PIMCO expanded into equities in 2009 for the same reason Noah built the ark before the rain. The "rain" for fixed income is the end of the 30-year bull market, which saw the 10-year yield fell to 1.4% in July 2012.

I'm not saying PIMCO should abandon its focus on fixed income, or that it won't continue to deliver superior performance in this area. Just the opposite, in fact. As falling interest rates will no longer provide a return tailwind, institutional and individual investors should begin to reach for "alpha" generated by active management after being content with "beta" from passive management for so long.

Provide a clear and consistent message explaining the value proposition of PIMCO equity products that emphasizes the following key assets.

A high level of trust and name recognition. Contrary to popular belief, the No. 1 fear of consultants, fiduciaries, and advisors isn't death. It's losing a client as a result of recommending an unheard of manager that performs poorly.

Institutional class infrastructure. Few managers can match the global scale, deep bench, cross-asset research capabilities, and client service of PIMCO.

A focus on risk management, not just absolute performance. While every manager claims to do this, few actually do as evidenced by the poor performance in 2008. PIMCO manages risk on multiple levels, including a focus on value (which is inherently risk-averse), tail-risk hedging (this is a "performance drag" the same way homeowner's insurance is a "drag on your finances" until your house burns down), lower volatility, as well as an emphasis on a repeatable investment decision-making process.

By preserving assets during the inevitable bear markets, PIMCO can leverage the trust earned into increased fund flows and higher management fees. Moreover, these assets are much "stickier" as investors are less likely to leave during temporary periods of under performance.

The fall of Janus (JNS) after the bursting of the tech bubble is a reminder of the perils of ignoring risk and going all-in in one sector. For example, despite a better-than-expected recovery, the current assets under management, or AUM, of about $167 billion is almost half of the average AUM of about $300 billion in 2000. Janus even hired a former PIMCO chief operating officer to build out its fixed-income department.

Janus is less desperate to sell to a larger manager after Japan's second largest life insurer, Dai-ichi Life Insurance, bought 20% of the company.

I am aware PIMCO already excels in the area of client communications. This suggestion is merely to stress its importance by providing context. The recent hiring of Virginie Maisonneuve from Schroders should provide much-needed stability and direction after its former head of equities left for the less than greener pastures of politics.

Reduce the expense ratio temporarily by a significant amount to encourage inflows. PIMCO would not miss the management fees since its four main equity funds represent less than about 1% of total AUM.

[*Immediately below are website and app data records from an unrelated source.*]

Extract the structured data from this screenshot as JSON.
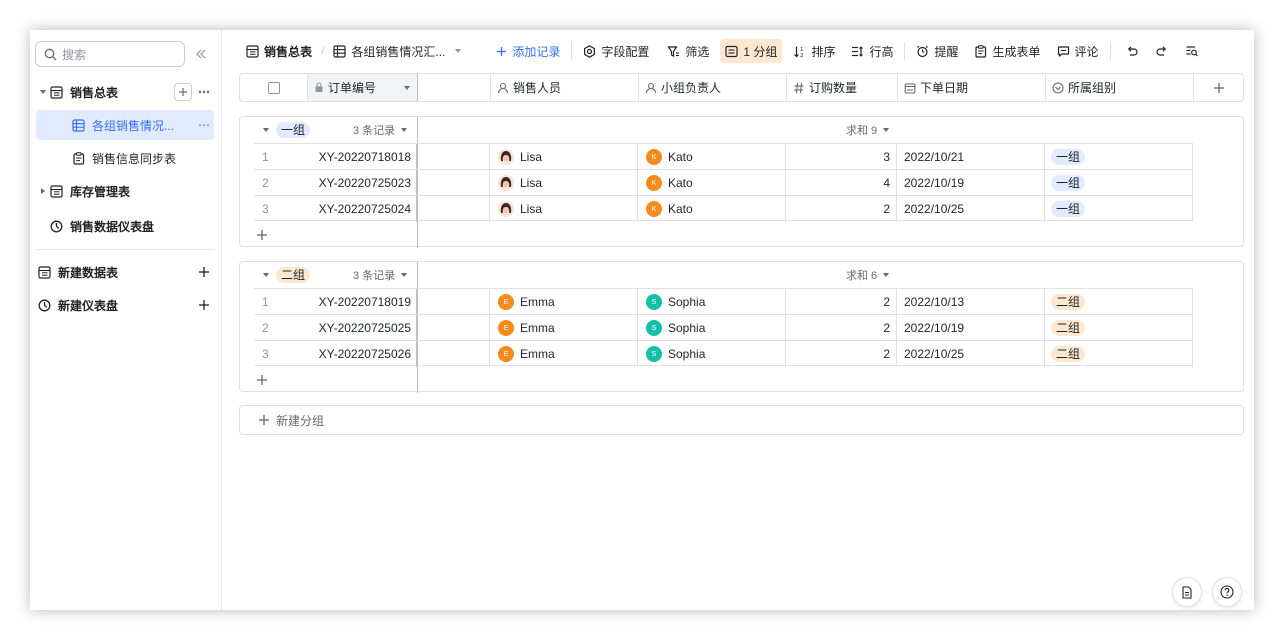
{
  "sidebar": {
    "search_placeholder": "搜索",
    "items": [
      {
        "label": "销售总表"
      },
      {
        "label": "各组销售情况..."
      },
      {
        "label": "销售信息同步表"
      },
      {
        "label": "库存管理表"
      },
      {
        "label": "销售数据仪表盘"
      }
    ],
    "new_table": "新建数据表",
    "new_dashboard": "新建仪表盘"
  },
  "toolbar": {
    "table_name": "销售总表",
    "view_name": "各组销售情况汇...",
    "add_record": "添加记录",
    "field_config": "字段配置",
    "filter": "筛选",
    "group": "1 分组",
    "sort": "排序",
    "row_height": "行高",
    "reminder": "提醒",
    "form": "生成表单",
    "comment": "评论"
  },
  "columns": [
    "订单编号",
    "销售人员",
    "小组负责人",
    "订购数量",
    "下单日期",
    "所属组别"
  ],
  "groups": [
    {
      "name": "一组",
      "count_label": "3 条记录",
      "sum_label": "求和 9",
      "tag_bg": "#e1eaff",
      "rows": [
        {
          "idx": "1",
          "order": "XY-20220718018",
          "seller": "Lisa",
          "leader": "Kato",
          "qty": "3",
          "date": "2022/10/21",
          "group": "一组"
        },
        {
          "idx": "2",
          "order": "XY-20220725023",
          "seller": "Lisa",
          "leader": "Kato",
          "qty": "4",
          "date": "2022/10/19",
          "group": "一组"
        },
        {
          "idx": "3",
          "order": "XY-20220725024",
          "seller": "Lisa",
          "leader": "Kato",
          "qty": "2",
          "date": "2022/10/25",
          "group": "一组"
        }
      ]
    },
    {
      "name": "二组",
      "count_label": "3 条记录",
      "sum_label": "求和 6",
      "tag_bg": "#fde8cf",
      "rows": [
        {
          "idx": "1",
          "order": "XY-20220718019",
          "seller": "Emma",
          "leader": "Sophia",
          "qty": "2",
          "date": "2022/10/13",
          "group": "二组"
        },
        {
          "idx": "2",
          "order": "XY-20220725025",
          "seller": "Emma",
          "leader": "Sophia",
          "qty": "2",
          "date": "2022/10/19",
          "group": "二组"
        },
        {
          "idx": "3",
          "order": "XY-20220725026",
          "seller": "Emma",
          "leader": "Sophia",
          "qty": "2",
          "date": "2022/10/25",
          "group": "二组"
        }
      ]
    }
  ],
  "new_group": "新建分组",
  "colors": {
    "accent": "#3370ff",
    "kato_avatar": "#f58a1f",
    "emma_avatar": "#f58a1f",
    "sophia_avatar": "#14c0a8"
  }
}
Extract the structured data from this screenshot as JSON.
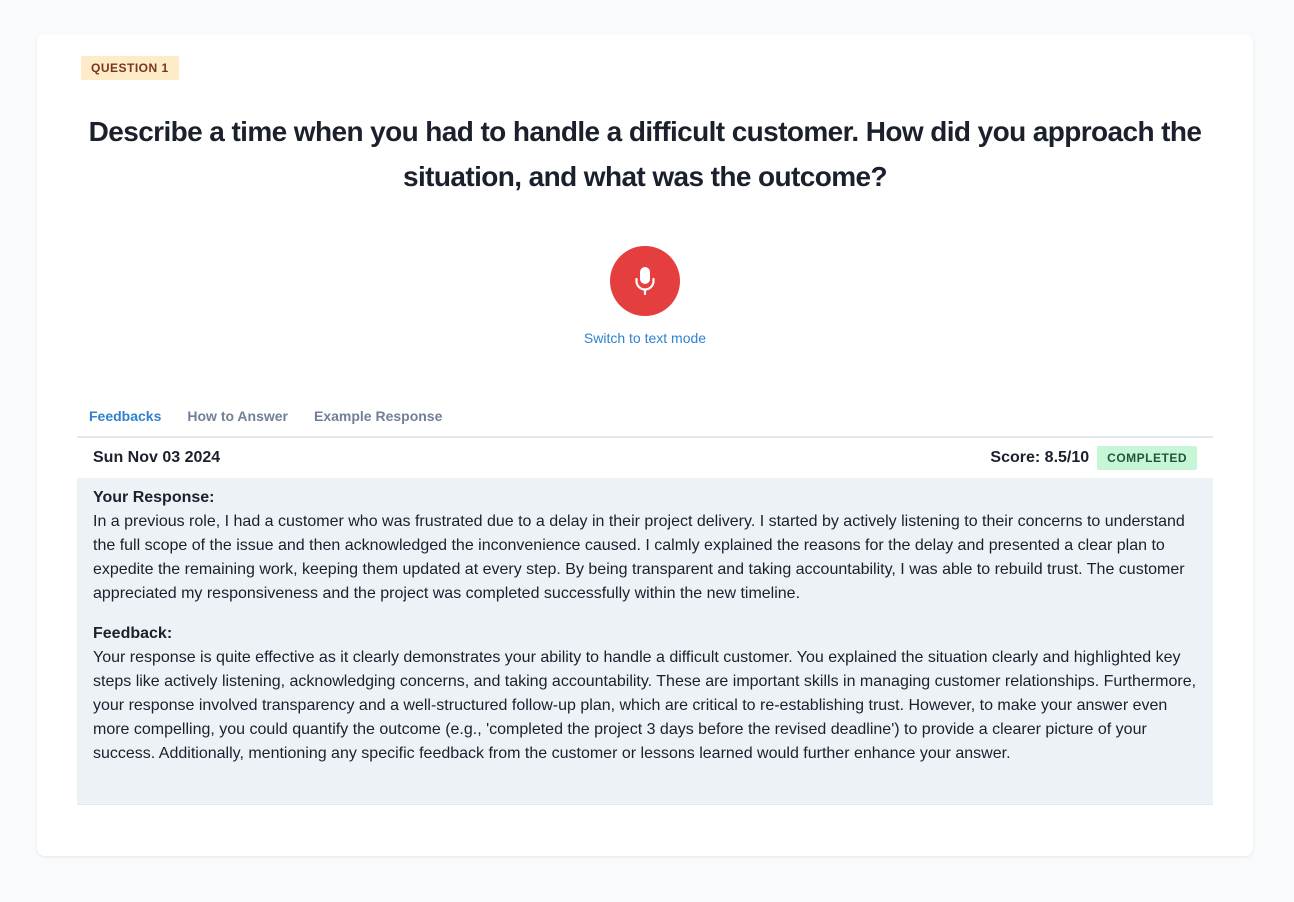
{
  "question": {
    "badge": "QUESTION 1",
    "text": "Describe a time when you had to handle a difficult customer. How did you approach the situation, and what was the outcome?"
  },
  "controls": {
    "mic_icon": "microphone-icon",
    "switch_mode_label": "Switch to text mode"
  },
  "tabs": [
    {
      "label": "Feedbacks",
      "active": true
    },
    {
      "label": "How to Answer",
      "active": false
    },
    {
      "label": "Example Response",
      "active": false
    }
  ],
  "feedback": {
    "date": "Sun Nov 03 2024",
    "score": "Score: 8.5/10",
    "status": "COMPLETED",
    "response_label": "Your Response:",
    "response_text": "In a previous role, I had a customer who was frustrated due to a delay in their project delivery. I started by actively listening to their concerns to understand the full scope of the issue and then acknowledged the inconvenience caused. I calmly explained the reasons for the delay and presented a clear plan to expedite the remaining work, keeping them updated at every step. By being transparent and taking accountability, I was able to rebuild trust. The customer appreciated my responsiveness and the project was completed successfully within the new timeline.",
    "feedback_label": "Feedback:",
    "feedback_text": "Your response is quite effective as it clearly demonstrates your ability to handle a difficult customer. You explained the situation clearly and highlighted key steps like actively listening, acknowledging concerns, and taking accountability. These are important skills in managing customer relationships. Furthermore, your response involved transparency and a well-structured follow-up plan, which are critical to re-establishing trust. However, to make your answer even more compelling, you could quantify the outcome (e.g., 'completed the project 3 days before the revised deadline') to provide a clearer picture of your success. Additionally, mentioning any specific feedback from the customer or lessons learned would further enhance your answer."
  },
  "colors": {
    "accent": "#3182ce",
    "record_button": "#e53e3e",
    "badge_question_bg": "#feebc8",
    "badge_status_bg": "#c6f6d5",
    "feedback_panel_bg": "#edf2f7"
  }
}
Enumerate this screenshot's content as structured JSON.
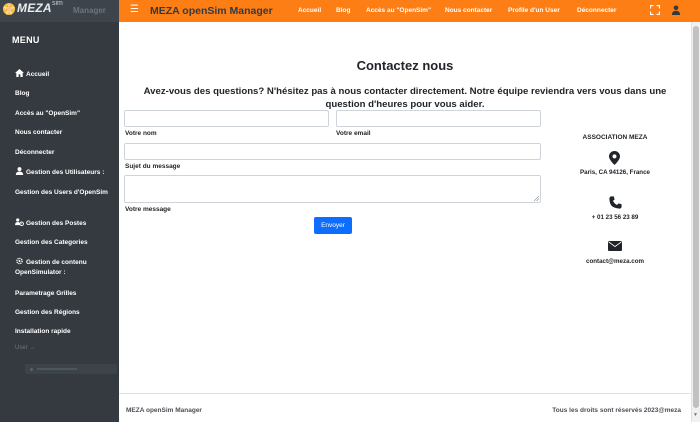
{
  "sidebar": {
    "logo_text": "MEZA",
    "logo_sup": "sim",
    "logo_manager": "Manager",
    "menu_title": "MENU",
    "items": [
      {
        "label": "Accueil"
      },
      {
        "label": "Blog"
      },
      {
        "label": "Accès au \"OpenSim\""
      },
      {
        "label": "Nous contacter"
      },
      {
        "label": "Déconnecter"
      },
      {
        "label": "Gestion des Utilisateurs :"
      },
      {
        "label": "Gestion des Users d'OpenSim"
      },
      {
        "label": "Gestion des Postes"
      },
      {
        "label": "Gestion des Categories"
      },
      {
        "label": "Gestion de contenu OpenSimulator :"
      },
      {
        "label": "Parametrage Grilles"
      },
      {
        "label": "Gestion des Régions"
      },
      {
        "label": "Installation rapide"
      }
    ],
    "user_arrow": "User →"
  },
  "topbar": {
    "brand": "MEZA openSim Manager",
    "links": [
      "Accueil",
      "Blog",
      "Accès au \"OpenSim\"",
      "Nous contacter",
      "Profile d'un User",
      "Déconnecter"
    ]
  },
  "main": {
    "title": "Contactez nous",
    "intro": "Avez-vous des questions? N'hésitez pas à nous contacter directement. Notre équipe reviendra vers vous dans une question d'heures pour vous aider.",
    "form": {
      "name_label": "Votre nom",
      "email_label": "Votre email",
      "subject_label": "Sujet du message",
      "message_label": "Votre message",
      "send_label": "Envoyer"
    },
    "contact": {
      "org": "ASSOCIATION MEZA",
      "address": "Paris, CA 94126, France",
      "phone": "+ 01 23 56 23 89",
      "email": "contact@meza.com"
    }
  },
  "footer": {
    "left": "MEZA openSim Manager",
    "right": "Tous les droits sont réservés 2023@meza"
  },
  "colors": {
    "topbar": "#fd7e14",
    "sidebar": "#343a40",
    "primary_button": "#0d6efd"
  }
}
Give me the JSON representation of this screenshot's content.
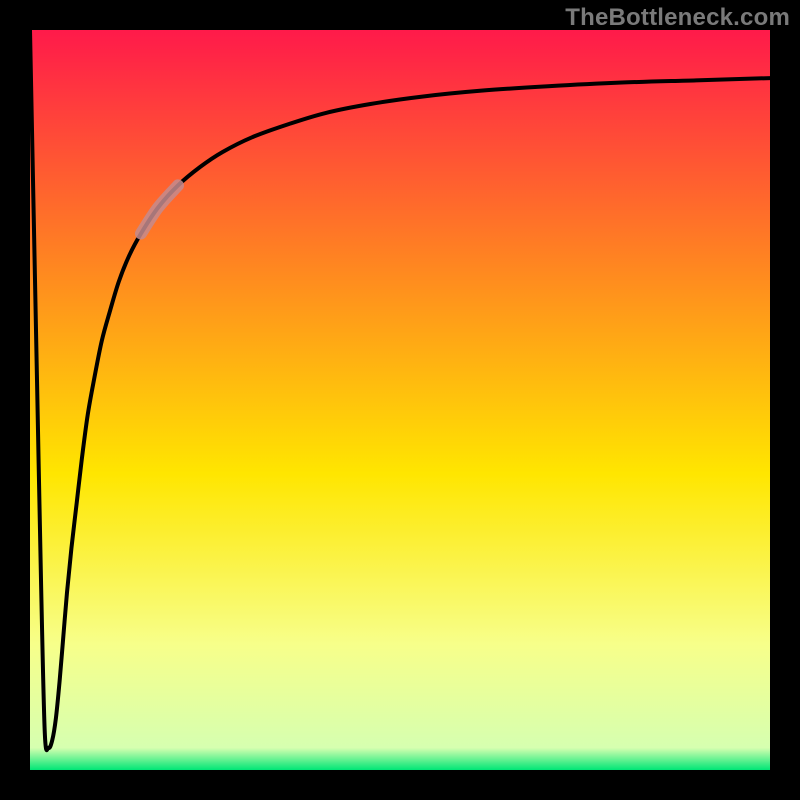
{
  "watermark": "TheBottleneck.com",
  "colors": {
    "frame": "#000000",
    "curve": "#000000",
    "highlight": "#c48b8e",
    "gradient_top": "#ff1a4a",
    "gradient_mid_upper": "#ff8a1f",
    "gradient_mid": "#ffe600",
    "gradient_mid_lower": "#f7ff8a",
    "gradient_bottom": "#00e676"
  },
  "chart_data": {
    "type": "line",
    "title": "",
    "xlabel": "",
    "ylabel": "",
    "xlim": [
      0,
      100
    ],
    "ylim": [
      0,
      100
    ],
    "grid": false,
    "legend": false,
    "annotations": [],
    "series": [
      {
        "name": "bottleneck-curve",
        "x": [
          0.0,
          0.5,
          1.0,
          1.5,
          2.0,
          2.5,
          3.0,
          3.5,
          4.0,
          4.5,
          5.0,
          5.6,
          6.3,
          7.0,
          7.8,
          8.7,
          9.7,
          10.8,
          12.0,
          13.4,
          15.0,
          17.3,
          20,
          23,
          26,
          30,
          35,
          40,
          46,
          53,
          61,
          70,
          80,
          90,
          100
        ],
        "y": [
          100,
          75,
          50,
          25,
          5,
          3,
          4,
          7,
          12,
          18,
          24,
          30,
          36,
          42,
          48,
          53,
          58,
          62,
          66,
          69.5,
          72.5,
          76,
          79,
          81.5,
          83.5,
          85.5,
          87.3,
          88.8,
          90.0,
          91.0,
          91.8,
          92.4,
          92.9,
          93.2,
          93.5
        ]
      }
    ],
    "highlight_segment": {
      "series": "bottleneck-curve",
      "x_start": 15.0,
      "x_end": 20.0
    },
    "background_gradient": {
      "direction": "vertical",
      "stops": [
        {
          "pos": 0.0,
          "color": "#ff1a4a"
        },
        {
          "pos": 0.33,
          "color": "#ff8a1f"
        },
        {
          "pos": 0.6,
          "color": "#ffe600"
        },
        {
          "pos": 0.83,
          "color": "#f7ff8a"
        },
        {
          "pos": 0.97,
          "color": "#d6ffb0"
        },
        {
          "pos": 1.0,
          "color": "#00e676"
        }
      ]
    }
  }
}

Pledge to cap expense ratios at a maximum absolute level and as a percentage of AUM. This can reduce the threat from passive and active products.

Strengthen relationship with retail advisors. Retail does not earn nearly the respect it deserves despite having two significant advantages compared to institutional assets. First, the fees charged are typically higher. Second, the decision to invest is typically made in days or weeks, not months.

Focus on quality, not quantity, when it comes to wholesalers. Over the long term, a smaller group of wholesalers focused on the highest-producing advisors, and armed with the best support (e.g., internal, client service, marketing budget) and the greatest monetary incentives, it will be more effective than a larger sales force using a "spray and pray" approach. Many advisors won't recommend a product if they don't like the wholesaler. Sad but true.

The most successful advisors make a conscious decision to only work with a few partners in each asset class. If PIMCO can become one of these trusted partners, it should enjoy even greater asset "stickiness."

Aggressively market to 401(k) providers. The opportunity here can't be overstated. Many fund families enjoy high and recurring fund flows just for being on a 401(k) platform. PIMCO should be able to leverage its brand name with Total Return like Fidelity did with Magellan. The growing use of "open architecture" 401(k) plans should help an industry leader like PIMCO stand out from hundreds of other fund families.

If you can't beat 'em, buy 'em. Although PIMCO prefers to grow organically, if it is unable to meaningfully grow equity AUM within a reasonable time frame, it may want to consider buying an equity manager. There is precedent for a manager changing its growth strategy. Aberdeen, another manager that preferred to grow organically, recently acquired Scottish Widows Investment Partnership for $903 million.

Manning & Napier (MN) would be an excellent fit for PIMCO for three reasons. First, Manning & Napier has a similarly long operating history given that it was founded only a year earlier than PIMCO in 1970.

Second, Manning & Napier is relatively inexpensive from a valuation standpoint given that it trades at only ~0.50% of AUM compared to 1%-3% for many other managers.

Third, PIMCO would be able to significantly reduce many of the back office, distribution, servicing, and custody expenses because of its large economies of scale.

Bottom line
The end of the bond bull market is hardly the end for PIMCO. Investors should closely monitor PIMCO's progress as several other managers may follow its lead. Moreover, publicly traded managers with a niche focus and low valuation are potential acquisition candidates for larger managers looking to quickly fill gaps in their product offerings.